* Activity
Report how many lines in the records below hold "transforms", with no other output.

* Provided data
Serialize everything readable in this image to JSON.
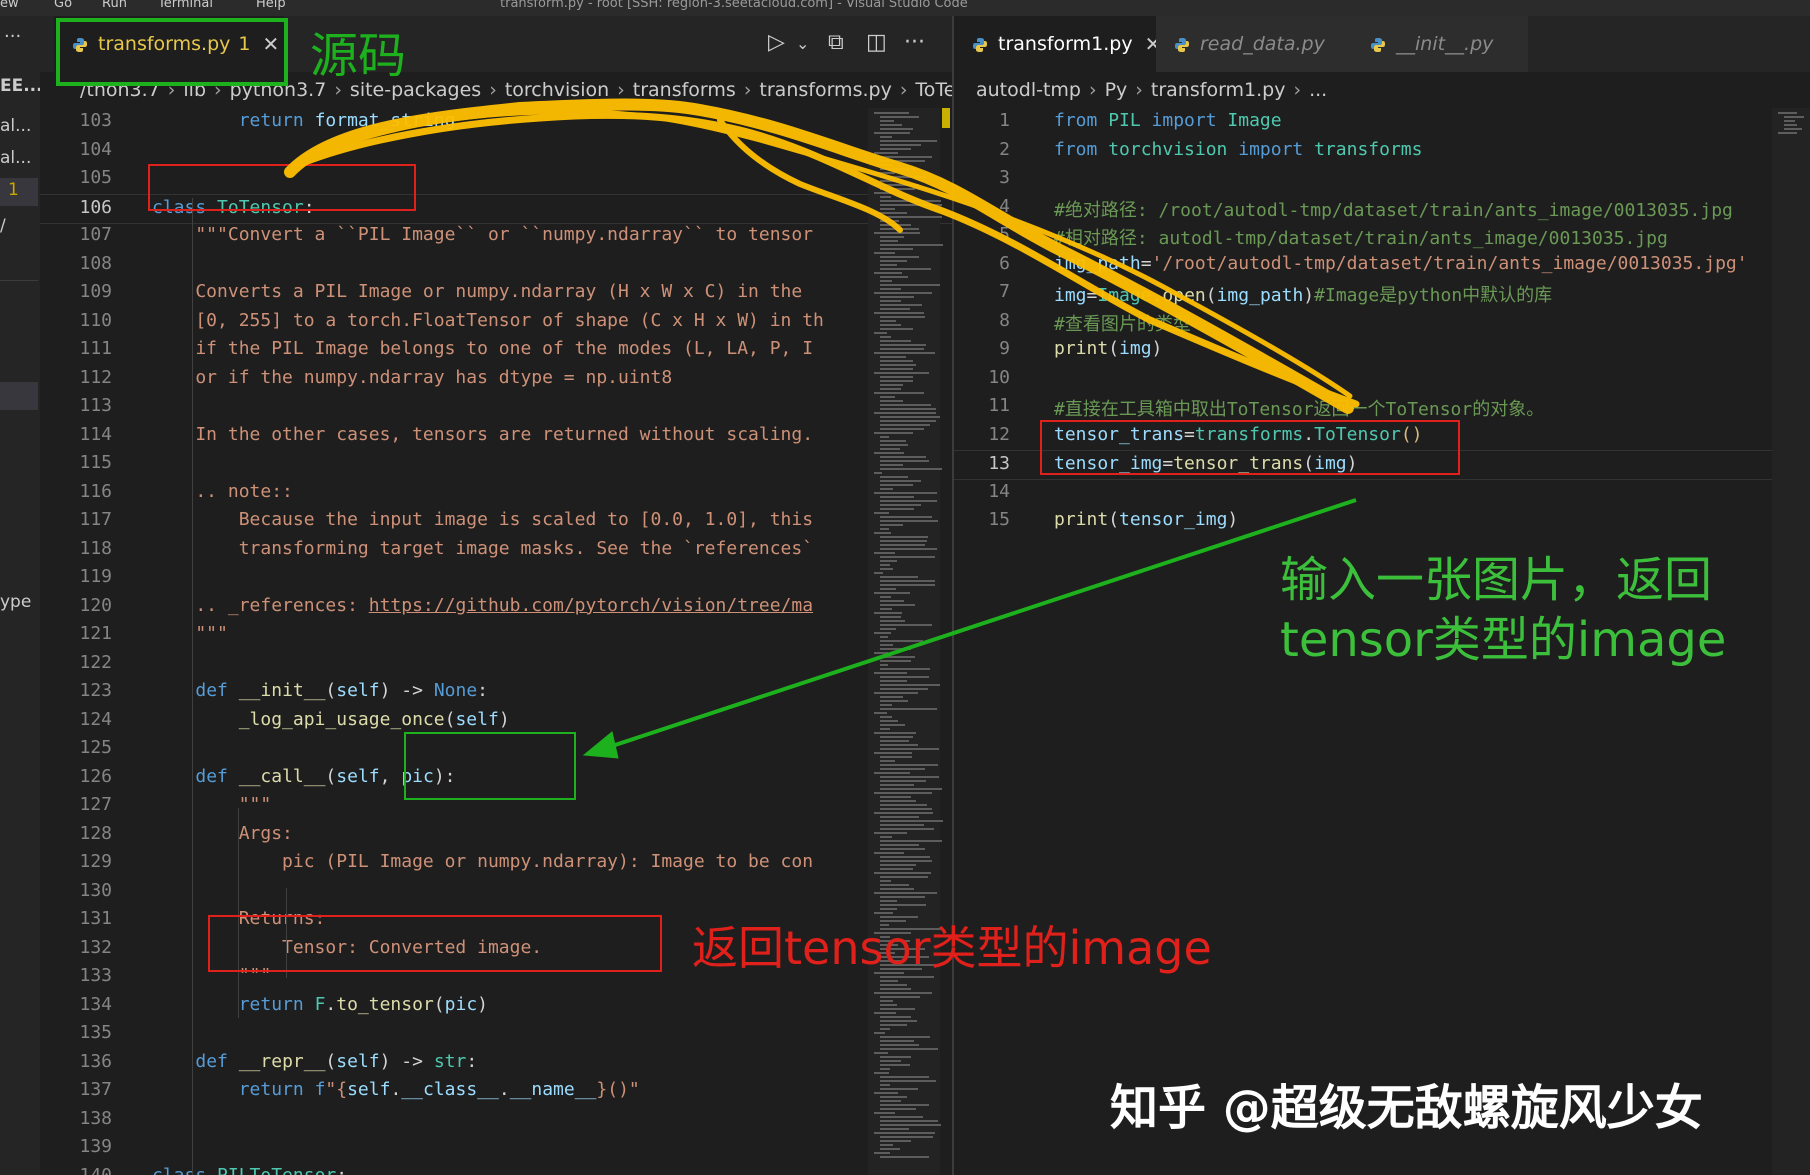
{
  "menubar": {
    "items": [
      "ew",
      "Go",
      "Run",
      "Terminal",
      "Help"
    ],
    "title": "transform.py - root [SSH: region-3.seetacloud.com] - Visual Studio Code"
  },
  "activity_fragments": [
    "EE...",
    "al...",
    "al...",
    "1",
    "/",
    "ype"
  ],
  "left": {
    "tabs": [
      {
        "label": "transforms.py",
        "badge": "1"
      }
    ],
    "toolbar": {
      "run": "▷",
      "run_menu": "⌄",
      "open_changes": "⧉",
      "split": "◫",
      "more": "···"
    },
    "breadcrumb": [
      "/thon3.7",
      "lib",
      "python3.7",
      "site-packages",
      "torchvision",
      "transforms",
      "transforms.py",
      "ToTensor"
    ],
    "current_line": 106,
    "lines": [
      {
        "n": 103,
        "t": [
          [
            "        ",
            ""
          ],
          [
            "return ",
            "k"
          ],
          [
            "format_string",
            "v"
          ]
        ]
      },
      {
        "n": 104,
        "t": []
      },
      {
        "n": 105,
        "t": []
      },
      {
        "n": 106,
        "t": [
          [
            "class ",
            "k"
          ],
          [
            "ToTensor",
            "c"
          ],
          [
            ":",
            ""
          ]
        ]
      },
      {
        "n": 107,
        "t": [
          [
            "    \"\"\"Convert a ``PIL Image`` or ``numpy.ndarray`` to tensor",
            "s"
          ]
        ]
      },
      {
        "n": 108,
        "t": []
      },
      {
        "n": 109,
        "t": [
          [
            "    Converts a PIL Image or numpy.ndarray (H x W x C) in the",
            "s"
          ]
        ]
      },
      {
        "n": 110,
        "t": [
          [
            "    [0, 255] to a torch.FloatTensor of shape (C x H x W) in th",
            "s"
          ]
        ]
      },
      {
        "n": 111,
        "t": [
          [
            "    if the PIL Image belongs to one of the modes (L, LA, P, I",
            "s"
          ]
        ]
      },
      {
        "n": 112,
        "t": [
          [
            "    or if the numpy.ndarray has dtype = np.uint8",
            "s"
          ]
        ]
      },
      {
        "n": 113,
        "t": []
      },
      {
        "n": 114,
        "t": [
          [
            "    In the other cases, tensors are returned without scaling.",
            "s"
          ]
        ]
      },
      {
        "n": 115,
        "t": []
      },
      {
        "n": 116,
        "t": [
          [
            "    .. note::",
            "s"
          ]
        ]
      },
      {
        "n": 117,
        "t": [
          [
            "        Because the input image is scaled to [0.0, 1.0], this",
            "s"
          ]
        ]
      },
      {
        "n": 118,
        "t": [
          [
            "        transforming target image masks. See the `references`",
            "s"
          ]
        ]
      },
      {
        "n": 119,
        "t": []
      },
      {
        "n": 120,
        "t": [
          [
            "    .. _references: ",
            "s"
          ],
          [
            "https://github.com/pytorch/vision/tree/ma",
            "u"
          ]
        ]
      },
      {
        "n": 121,
        "t": [
          [
            "    \"\"\"",
            "s"
          ]
        ]
      },
      {
        "n": 122,
        "t": []
      },
      {
        "n": 123,
        "t": [
          [
            "    ",
            ""
          ],
          [
            "def ",
            "k"
          ],
          [
            "__init__",
            "f"
          ],
          [
            "(",
            ""
          ],
          [
            "self",
            "v"
          ],
          [
            ") -> ",
            ""
          ],
          [
            "None",
            "k"
          ],
          [
            ":",
            ""
          ]
        ]
      },
      {
        "n": 124,
        "t": [
          [
            "        ",
            ""
          ],
          [
            "_log_api_usage_once",
            "f"
          ],
          [
            "(",
            ""
          ],
          [
            "self",
            "v"
          ],
          [
            ")",
            ""
          ]
        ]
      },
      {
        "n": 125,
        "t": []
      },
      {
        "n": 126,
        "t": [
          [
            "    ",
            ""
          ],
          [
            "def ",
            "k"
          ],
          [
            "__call__",
            "f"
          ],
          [
            "(",
            ""
          ],
          [
            "self",
            "v"
          ],
          [
            ", ",
            ""
          ],
          [
            "pic",
            "v"
          ],
          [
            "):",
            ""
          ]
        ]
      },
      {
        "n": 127,
        "t": [
          [
            "        \"\"\"",
            "s"
          ]
        ]
      },
      {
        "n": 128,
        "t": [
          [
            "        Args:",
            "s"
          ]
        ]
      },
      {
        "n": 129,
        "t": [
          [
            "            pic (PIL Image or numpy.ndarray): Image to be con",
            "s"
          ]
        ]
      },
      {
        "n": 130,
        "t": []
      },
      {
        "n": 131,
        "t": [
          [
            "        Returns:",
            "s"
          ]
        ]
      },
      {
        "n": 132,
        "t": [
          [
            "            Tensor: Converted image.",
            "s"
          ]
        ]
      },
      {
        "n": 133,
        "t": [
          [
            "        \"\"\"",
            "s"
          ]
        ]
      },
      {
        "n": 134,
        "t": [
          [
            "        ",
            ""
          ],
          [
            "return ",
            "k"
          ],
          [
            "F",
            "c"
          ],
          [
            ".",
            ""
          ],
          [
            "to_tensor",
            "f"
          ],
          [
            "(",
            ""
          ],
          [
            "pic",
            "v"
          ],
          [
            ")",
            ""
          ]
        ]
      },
      {
        "n": 135,
        "t": []
      },
      {
        "n": 136,
        "t": [
          [
            "    ",
            ""
          ],
          [
            "def ",
            "k"
          ],
          [
            "__repr__",
            "f"
          ],
          [
            "(",
            ""
          ],
          [
            "self",
            "v"
          ],
          [
            ") -> ",
            ""
          ],
          [
            "str",
            "c"
          ],
          [
            ":",
            ""
          ]
        ]
      },
      {
        "n": 137,
        "t": [
          [
            "        ",
            ""
          ],
          [
            "return ",
            "k"
          ],
          [
            "f",
            "k"
          ],
          [
            "\"{",
            "s"
          ],
          [
            "self",
            "v"
          ],
          [
            ".",
            ""
          ],
          [
            "__class__",
            "v"
          ],
          [
            ".",
            ""
          ],
          [
            "__name__",
            "v"
          ],
          [
            "}()\"",
            "s"
          ]
        ]
      },
      {
        "n": 138,
        "t": []
      },
      {
        "n": 139,
        "t": []
      },
      {
        "n": 140,
        "t": [
          [
            "class ",
            "k"
          ],
          [
            "PILToTensor",
            "c"
          ],
          [
            ":",
            ""
          ]
        ]
      }
    ]
  },
  "right": {
    "tabs": [
      {
        "label": "transform1.py",
        "active": true
      },
      {
        "label": "read_data.py"
      },
      {
        "label": "__init__.py"
      }
    ],
    "breadcrumb": [
      "autodl-tmp",
      "Py",
      "transform1.py",
      "..."
    ],
    "current_line": 13,
    "lines": [
      {
        "n": 1,
        "t": [
          [
            "from ",
            "k"
          ],
          [
            "PIL ",
            "c"
          ],
          [
            "import ",
            "k"
          ],
          [
            "Image",
            "c"
          ]
        ]
      },
      {
        "n": 2,
        "t": [
          [
            "from ",
            "k"
          ],
          [
            "torchvision ",
            "c"
          ],
          [
            "import ",
            "k"
          ],
          [
            "transforms",
            "c"
          ]
        ]
      },
      {
        "n": 3,
        "t": []
      },
      {
        "n": 4,
        "t": [
          [
            "#绝对路径: /root/autodl-tmp/dataset/train/ants_image/0013035.jpg",
            "cm"
          ]
        ]
      },
      {
        "n": 5,
        "t": [
          [
            "#相对路径: autodl-tmp/dataset/train/ants_image/0013035.jpg",
            "cm"
          ]
        ]
      },
      {
        "n": 6,
        "t": [
          [
            "img_path",
            "v"
          ],
          [
            "=",
            ""
          ],
          [
            "'/root/autodl-tmp/dataset/train/ants_image/0013035.jpg'",
            "s"
          ]
        ]
      },
      {
        "n": 7,
        "t": [
          [
            "img",
            "v"
          ],
          [
            "=",
            ""
          ],
          [
            "Image",
            "c"
          ],
          [
            ".",
            ""
          ],
          [
            "open",
            "f"
          ],
          [
            "(",
            ""
          ],
          [
            "img_path",
            "v"
          ],
          [
            ")",
            ""
          ],
          [
            "#Image是python中默认的库",
            "cm"
          ]
        ]
      },
      {
        "n": 8,
        "t": [
          [
            "#查看图片的类型",
            "cm"
          ]
        ]
      },
      {
        "n": 9,
        "t": [
          [
            "print",
            "f"
          ],
          [
            "(",
            ""
          ],
          [
            "img",
            "v"
          ],
          [
            ")",
            ""
          ]
        ]
      },
      {
        "n": 10,
        "t": []
      },
      {
        "n": 11,
        "t": [
          [
            "#直接在工具箱中取出ToTensor返回一个ToTensor的对象。",
            "cm"
          ]
        ]
      },
      {
        "n": 12,
        "t": [
          [
            "tensor_trans",
            "v"
          ],
          [
            "=",
            ""
          ],
          [
            "transforms",
            "c"
          ],
          [
            ".",
            ""
          ],
          [
            "ToTensor",
            "c"
          ],
          [
            "()",
            "y"
          ]
        ]
      },
      {
        "n": 13,
        "t": [
          [
            "tensor_img",
            "v"
          ],
          [
            "=",
            ""
          ],
          [
            "tensor_trans",
            "f"
          ],
          [
            "(",
            ""
          ],
          [
            "img",
            "v"
          ],
          [
            ")",
            ""
          ]
        ]
      },
      {
        "n": 14,
        "t": []
      },
      {
        "n": 15,
        "t": [
          [
            "print",
            "f"
          ],
          [
            "(",
            ""
          ],
          [
            "tensor_img",
            "v"
          ],
          [
            ")",
            ""
          ]
        ]
      }
    ]
  },
  "annotations": {
    "source_label": "源码",
    "right_note_line1": "输入一张图片，返回",
    "right_note_line2": "tensor类型的image",
    "returns_note": "返回tensor类型的image",
    "watermark": "知乎 @超级无敌螺旋风少女"
  },
  "colors": {
    "green": "#1db21d",
    "red": "#e0201a",
    "yellow": "#ffc107",
    "green_text": "#3cc03c"
  }
}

* Exercise output
5